**YOUR TASK:** Your reply should be made up of every line in the records below that holds the string "this".

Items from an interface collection
'''

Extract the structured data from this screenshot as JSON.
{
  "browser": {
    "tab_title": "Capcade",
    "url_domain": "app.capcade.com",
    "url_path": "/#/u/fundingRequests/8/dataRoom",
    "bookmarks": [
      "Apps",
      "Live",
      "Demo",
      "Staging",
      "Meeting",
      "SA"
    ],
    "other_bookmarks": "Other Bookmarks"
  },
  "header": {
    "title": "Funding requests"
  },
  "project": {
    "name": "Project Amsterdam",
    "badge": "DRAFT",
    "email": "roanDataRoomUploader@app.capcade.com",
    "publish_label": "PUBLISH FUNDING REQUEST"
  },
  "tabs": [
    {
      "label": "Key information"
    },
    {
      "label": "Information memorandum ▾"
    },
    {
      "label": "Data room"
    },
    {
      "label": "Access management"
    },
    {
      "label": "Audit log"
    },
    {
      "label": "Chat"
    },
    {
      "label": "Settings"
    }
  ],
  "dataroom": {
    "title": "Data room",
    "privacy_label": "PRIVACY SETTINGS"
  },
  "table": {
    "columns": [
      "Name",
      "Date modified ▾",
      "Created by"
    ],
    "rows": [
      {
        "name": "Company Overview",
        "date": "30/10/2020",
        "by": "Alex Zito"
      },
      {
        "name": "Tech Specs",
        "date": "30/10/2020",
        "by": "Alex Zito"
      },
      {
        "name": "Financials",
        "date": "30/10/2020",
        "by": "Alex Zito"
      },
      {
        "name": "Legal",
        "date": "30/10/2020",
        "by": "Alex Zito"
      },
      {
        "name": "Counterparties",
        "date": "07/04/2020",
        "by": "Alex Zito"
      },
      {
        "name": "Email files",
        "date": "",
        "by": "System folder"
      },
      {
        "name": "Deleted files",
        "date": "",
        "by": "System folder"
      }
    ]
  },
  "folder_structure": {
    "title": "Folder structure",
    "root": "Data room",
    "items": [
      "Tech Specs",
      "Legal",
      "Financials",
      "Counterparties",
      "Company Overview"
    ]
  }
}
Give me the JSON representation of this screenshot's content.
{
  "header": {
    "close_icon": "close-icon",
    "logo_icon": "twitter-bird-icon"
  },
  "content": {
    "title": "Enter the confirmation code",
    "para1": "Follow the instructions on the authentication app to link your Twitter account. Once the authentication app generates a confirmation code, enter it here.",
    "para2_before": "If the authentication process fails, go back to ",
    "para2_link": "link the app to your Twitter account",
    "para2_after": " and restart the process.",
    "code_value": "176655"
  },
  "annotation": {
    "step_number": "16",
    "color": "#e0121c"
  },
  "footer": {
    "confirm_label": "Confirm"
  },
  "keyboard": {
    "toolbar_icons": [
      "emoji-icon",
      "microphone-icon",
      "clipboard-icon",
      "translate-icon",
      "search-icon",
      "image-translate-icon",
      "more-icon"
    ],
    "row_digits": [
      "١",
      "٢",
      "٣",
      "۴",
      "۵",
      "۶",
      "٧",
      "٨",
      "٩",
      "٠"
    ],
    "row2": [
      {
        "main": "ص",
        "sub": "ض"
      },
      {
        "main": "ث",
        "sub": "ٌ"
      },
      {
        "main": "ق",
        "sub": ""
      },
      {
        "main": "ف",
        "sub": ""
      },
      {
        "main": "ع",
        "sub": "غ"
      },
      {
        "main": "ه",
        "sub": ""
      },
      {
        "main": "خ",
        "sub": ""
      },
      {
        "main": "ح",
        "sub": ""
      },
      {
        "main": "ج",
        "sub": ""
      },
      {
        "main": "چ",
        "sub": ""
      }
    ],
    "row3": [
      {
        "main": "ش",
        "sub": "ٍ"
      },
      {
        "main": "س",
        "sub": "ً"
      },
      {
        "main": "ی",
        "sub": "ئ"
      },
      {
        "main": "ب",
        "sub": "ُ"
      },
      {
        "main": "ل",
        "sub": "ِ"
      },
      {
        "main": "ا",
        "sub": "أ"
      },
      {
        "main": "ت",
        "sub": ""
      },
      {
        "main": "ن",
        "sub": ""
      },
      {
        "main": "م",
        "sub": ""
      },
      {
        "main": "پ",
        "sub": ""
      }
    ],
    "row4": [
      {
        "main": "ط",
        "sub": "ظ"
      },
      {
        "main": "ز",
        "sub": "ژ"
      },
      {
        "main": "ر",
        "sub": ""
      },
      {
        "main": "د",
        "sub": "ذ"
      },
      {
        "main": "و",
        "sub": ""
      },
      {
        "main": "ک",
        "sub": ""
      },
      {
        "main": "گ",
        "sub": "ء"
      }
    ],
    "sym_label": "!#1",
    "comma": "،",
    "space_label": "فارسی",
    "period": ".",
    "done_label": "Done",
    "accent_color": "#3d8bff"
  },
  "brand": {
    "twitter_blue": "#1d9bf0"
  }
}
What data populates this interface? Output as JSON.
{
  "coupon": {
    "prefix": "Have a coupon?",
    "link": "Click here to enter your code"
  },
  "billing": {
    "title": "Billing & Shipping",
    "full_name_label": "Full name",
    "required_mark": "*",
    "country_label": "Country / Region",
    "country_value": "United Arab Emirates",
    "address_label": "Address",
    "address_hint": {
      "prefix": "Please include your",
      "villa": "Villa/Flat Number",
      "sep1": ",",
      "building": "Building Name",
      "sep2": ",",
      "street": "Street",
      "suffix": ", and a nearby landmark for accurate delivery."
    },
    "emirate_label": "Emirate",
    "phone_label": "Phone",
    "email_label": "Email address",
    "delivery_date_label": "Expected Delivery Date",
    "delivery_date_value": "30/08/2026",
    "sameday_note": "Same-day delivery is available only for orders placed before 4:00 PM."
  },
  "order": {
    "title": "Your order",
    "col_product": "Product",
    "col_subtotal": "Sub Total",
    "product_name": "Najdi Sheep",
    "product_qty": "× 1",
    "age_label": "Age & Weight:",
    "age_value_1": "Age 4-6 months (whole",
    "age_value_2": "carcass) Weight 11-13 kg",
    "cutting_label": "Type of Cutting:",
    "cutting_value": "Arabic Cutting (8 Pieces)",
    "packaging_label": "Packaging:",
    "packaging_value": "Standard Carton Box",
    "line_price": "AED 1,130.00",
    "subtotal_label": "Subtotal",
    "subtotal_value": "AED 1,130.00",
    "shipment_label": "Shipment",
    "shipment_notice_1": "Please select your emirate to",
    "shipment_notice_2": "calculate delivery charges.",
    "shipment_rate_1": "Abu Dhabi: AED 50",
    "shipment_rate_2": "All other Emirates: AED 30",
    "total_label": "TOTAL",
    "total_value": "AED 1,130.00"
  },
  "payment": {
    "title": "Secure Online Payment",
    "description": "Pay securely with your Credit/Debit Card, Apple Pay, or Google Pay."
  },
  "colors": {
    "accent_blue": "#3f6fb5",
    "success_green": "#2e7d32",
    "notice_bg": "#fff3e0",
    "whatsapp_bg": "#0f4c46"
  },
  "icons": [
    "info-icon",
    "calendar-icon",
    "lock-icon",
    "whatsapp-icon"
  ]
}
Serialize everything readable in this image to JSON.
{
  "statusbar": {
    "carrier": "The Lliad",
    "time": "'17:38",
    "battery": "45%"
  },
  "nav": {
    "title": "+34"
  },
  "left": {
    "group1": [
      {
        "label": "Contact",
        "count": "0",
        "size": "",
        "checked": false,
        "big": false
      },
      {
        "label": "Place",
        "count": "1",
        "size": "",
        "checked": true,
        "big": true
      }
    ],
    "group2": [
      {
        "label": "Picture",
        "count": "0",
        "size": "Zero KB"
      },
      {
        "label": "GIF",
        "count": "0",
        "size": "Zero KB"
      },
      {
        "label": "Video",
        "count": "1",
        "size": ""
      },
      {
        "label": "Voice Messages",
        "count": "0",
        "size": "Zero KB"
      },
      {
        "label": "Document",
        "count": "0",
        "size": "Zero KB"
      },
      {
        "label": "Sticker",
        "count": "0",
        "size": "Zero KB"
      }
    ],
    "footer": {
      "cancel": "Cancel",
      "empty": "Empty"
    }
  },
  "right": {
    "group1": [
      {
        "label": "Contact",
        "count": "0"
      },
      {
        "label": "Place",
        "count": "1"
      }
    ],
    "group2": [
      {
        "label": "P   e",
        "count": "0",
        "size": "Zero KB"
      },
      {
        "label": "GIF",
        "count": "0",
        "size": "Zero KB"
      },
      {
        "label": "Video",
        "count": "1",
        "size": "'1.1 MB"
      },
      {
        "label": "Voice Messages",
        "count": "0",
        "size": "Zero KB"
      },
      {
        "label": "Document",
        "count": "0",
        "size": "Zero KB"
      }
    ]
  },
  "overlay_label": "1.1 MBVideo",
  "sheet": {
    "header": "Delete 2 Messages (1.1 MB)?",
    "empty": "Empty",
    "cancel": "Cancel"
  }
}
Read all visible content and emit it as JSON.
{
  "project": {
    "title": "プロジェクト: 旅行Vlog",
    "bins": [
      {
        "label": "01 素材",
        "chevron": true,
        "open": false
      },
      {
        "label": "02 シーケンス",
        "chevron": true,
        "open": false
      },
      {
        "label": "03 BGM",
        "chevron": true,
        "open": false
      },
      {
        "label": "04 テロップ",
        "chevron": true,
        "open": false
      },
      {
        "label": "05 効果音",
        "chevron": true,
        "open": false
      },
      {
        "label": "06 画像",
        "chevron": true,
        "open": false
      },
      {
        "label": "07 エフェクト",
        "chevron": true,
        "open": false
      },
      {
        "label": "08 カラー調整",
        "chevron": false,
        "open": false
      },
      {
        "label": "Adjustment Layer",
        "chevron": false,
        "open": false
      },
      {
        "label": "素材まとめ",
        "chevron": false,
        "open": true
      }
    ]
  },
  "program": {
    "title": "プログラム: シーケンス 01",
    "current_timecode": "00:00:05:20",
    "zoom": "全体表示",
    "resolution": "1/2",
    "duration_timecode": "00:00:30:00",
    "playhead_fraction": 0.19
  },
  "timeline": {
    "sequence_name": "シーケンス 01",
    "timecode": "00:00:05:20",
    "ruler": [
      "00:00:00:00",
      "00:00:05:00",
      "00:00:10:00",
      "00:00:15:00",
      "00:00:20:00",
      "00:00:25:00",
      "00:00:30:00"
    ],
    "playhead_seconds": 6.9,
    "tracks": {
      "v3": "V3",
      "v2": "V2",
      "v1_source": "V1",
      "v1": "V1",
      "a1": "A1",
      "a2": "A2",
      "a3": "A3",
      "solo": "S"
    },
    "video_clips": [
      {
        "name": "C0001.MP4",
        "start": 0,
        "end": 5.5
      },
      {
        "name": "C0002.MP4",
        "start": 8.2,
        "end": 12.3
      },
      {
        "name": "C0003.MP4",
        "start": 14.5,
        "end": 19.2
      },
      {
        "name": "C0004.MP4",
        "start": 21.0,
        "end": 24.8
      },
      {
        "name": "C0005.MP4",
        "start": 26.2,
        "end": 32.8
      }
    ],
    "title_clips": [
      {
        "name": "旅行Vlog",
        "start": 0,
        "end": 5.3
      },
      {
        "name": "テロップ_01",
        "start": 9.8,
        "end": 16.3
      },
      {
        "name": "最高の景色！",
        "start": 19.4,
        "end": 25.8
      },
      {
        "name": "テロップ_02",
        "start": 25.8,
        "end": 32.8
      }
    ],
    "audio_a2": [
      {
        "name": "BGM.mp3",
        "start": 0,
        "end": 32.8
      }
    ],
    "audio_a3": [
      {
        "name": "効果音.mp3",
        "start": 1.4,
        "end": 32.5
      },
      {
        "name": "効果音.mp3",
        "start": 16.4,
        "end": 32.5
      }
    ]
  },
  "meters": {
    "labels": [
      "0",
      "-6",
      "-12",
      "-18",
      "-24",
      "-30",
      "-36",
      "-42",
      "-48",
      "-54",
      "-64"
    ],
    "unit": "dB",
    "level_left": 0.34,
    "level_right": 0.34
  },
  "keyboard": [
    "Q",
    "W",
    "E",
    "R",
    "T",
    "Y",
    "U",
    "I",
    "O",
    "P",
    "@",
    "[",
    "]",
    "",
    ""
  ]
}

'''

**ANSWER FOR THE TASK:**
Extract the structured data from this screenshot as JSON.
Give me the JSON representation of this screenshot's content.
What data populates this interface? Output as JSON.
Serialize everything readable in this image to JSON.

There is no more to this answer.